### [WORK REQUIRED]
Your answer is a number only: how many lines in the data below contain "Квитанция"?

Items from an interface collection:

• • •

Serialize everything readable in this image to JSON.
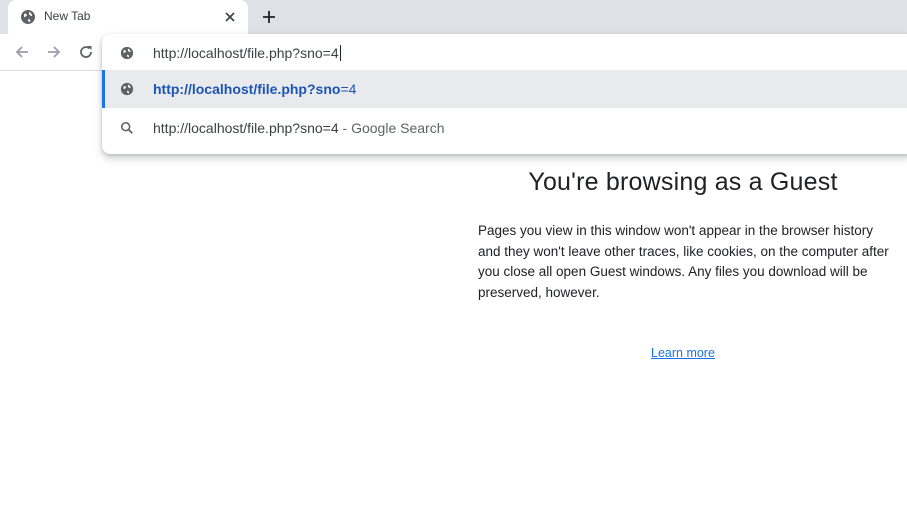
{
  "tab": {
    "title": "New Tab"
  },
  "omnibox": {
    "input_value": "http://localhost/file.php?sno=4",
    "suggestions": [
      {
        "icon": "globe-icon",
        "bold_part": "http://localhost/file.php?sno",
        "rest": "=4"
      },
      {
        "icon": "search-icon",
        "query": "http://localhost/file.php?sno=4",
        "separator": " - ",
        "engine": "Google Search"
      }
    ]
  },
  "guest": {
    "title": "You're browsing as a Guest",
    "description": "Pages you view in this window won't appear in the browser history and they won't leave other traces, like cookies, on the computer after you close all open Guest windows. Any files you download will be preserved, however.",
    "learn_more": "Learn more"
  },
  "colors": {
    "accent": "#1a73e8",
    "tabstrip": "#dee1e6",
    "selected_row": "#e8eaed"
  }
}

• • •

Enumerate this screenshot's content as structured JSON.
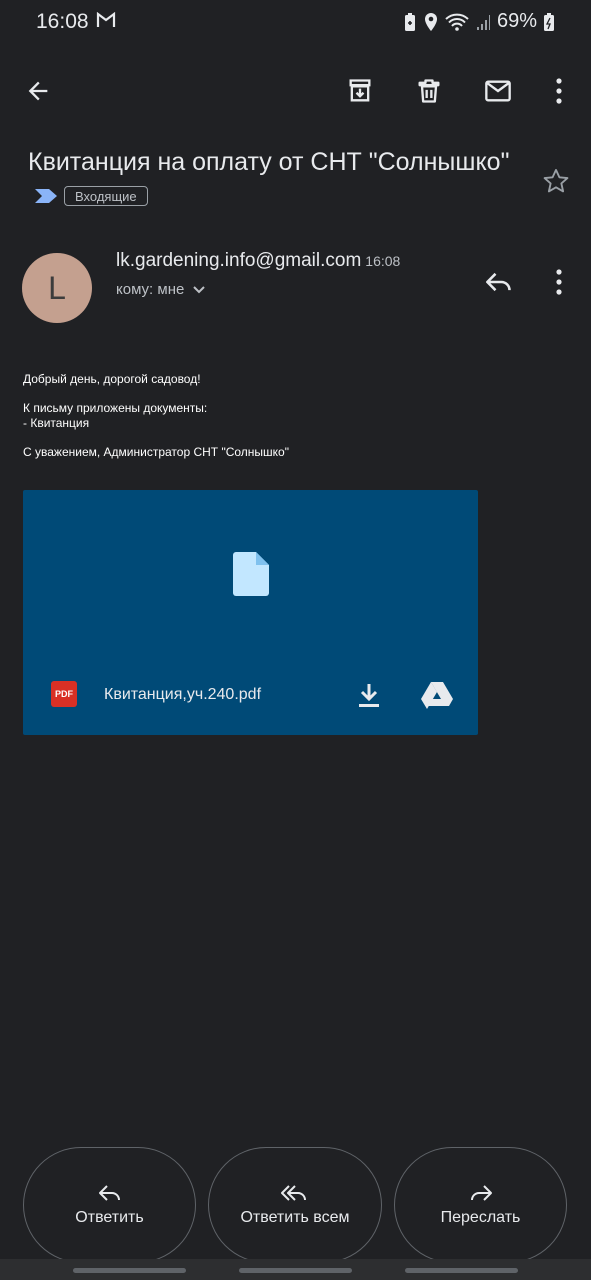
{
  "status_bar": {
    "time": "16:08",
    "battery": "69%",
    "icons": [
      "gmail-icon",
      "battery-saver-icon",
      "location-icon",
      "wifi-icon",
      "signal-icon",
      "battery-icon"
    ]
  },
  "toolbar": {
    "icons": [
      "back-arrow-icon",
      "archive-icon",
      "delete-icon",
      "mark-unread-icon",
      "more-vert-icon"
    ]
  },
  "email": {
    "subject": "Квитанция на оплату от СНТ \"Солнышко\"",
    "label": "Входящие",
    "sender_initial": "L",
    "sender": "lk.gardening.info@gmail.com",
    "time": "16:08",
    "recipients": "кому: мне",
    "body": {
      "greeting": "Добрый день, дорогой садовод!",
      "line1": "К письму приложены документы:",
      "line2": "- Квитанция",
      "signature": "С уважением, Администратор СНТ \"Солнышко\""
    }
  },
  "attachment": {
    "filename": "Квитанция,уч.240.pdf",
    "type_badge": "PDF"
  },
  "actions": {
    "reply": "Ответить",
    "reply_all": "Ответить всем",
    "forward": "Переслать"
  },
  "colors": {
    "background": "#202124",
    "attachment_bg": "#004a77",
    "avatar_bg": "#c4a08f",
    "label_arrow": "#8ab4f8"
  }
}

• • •

### [EXPECTED ANSWER]
3